State how many lines below hold the word "true". Give that number and no other text.

Information given:
_ _ _ _ _

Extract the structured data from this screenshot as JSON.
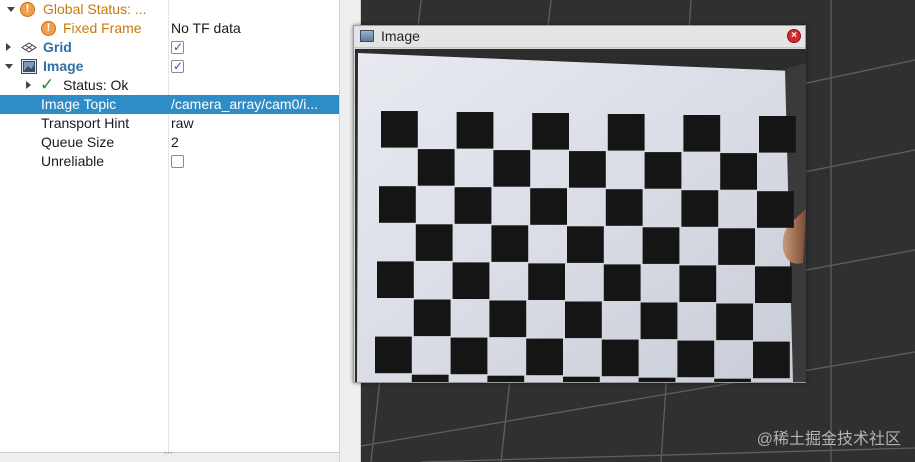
{
  "properties_panel": {
    "rows": [
      {
        "name": "Global Status: ...",
        "value": ""
      },
      {
        "name": "Fixed Frame",
        "value": "No TF data"
      },
      {
        "name": "Grid",
        "value": ""
      },
      {
        "name": "Image",
        "value": ""
      },
      {
        "name": "Status: Ok",
        "value": ""
      },
      {
        "name": "Image Topic",
        "value": "/camera_array/cam0/i..."
      },
      {
        "name": "Transport Hint",
        "value": "raw"
      },
      {
        "name": "Queue Size",
        "value": "2"
      },
      {
        "name": "Unreliable",
        "value": ""
      }
    ],
    "grid_enabled": true,
    "image_enabled": true,
    "unreliable_checked": false,
    "selected_row": "Image Topic"
  },
  "image_window": {
    "title": "Image"
  },
  "watermark": "@稀土掘金技术社区",
  "colors": {
    "selection": "#308cc6",
    "warning": "#c77a0a",
    "display_name": "#2f6fa8",
    "viewport_bg": "#303030"
  }
}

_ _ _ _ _

Response area:
2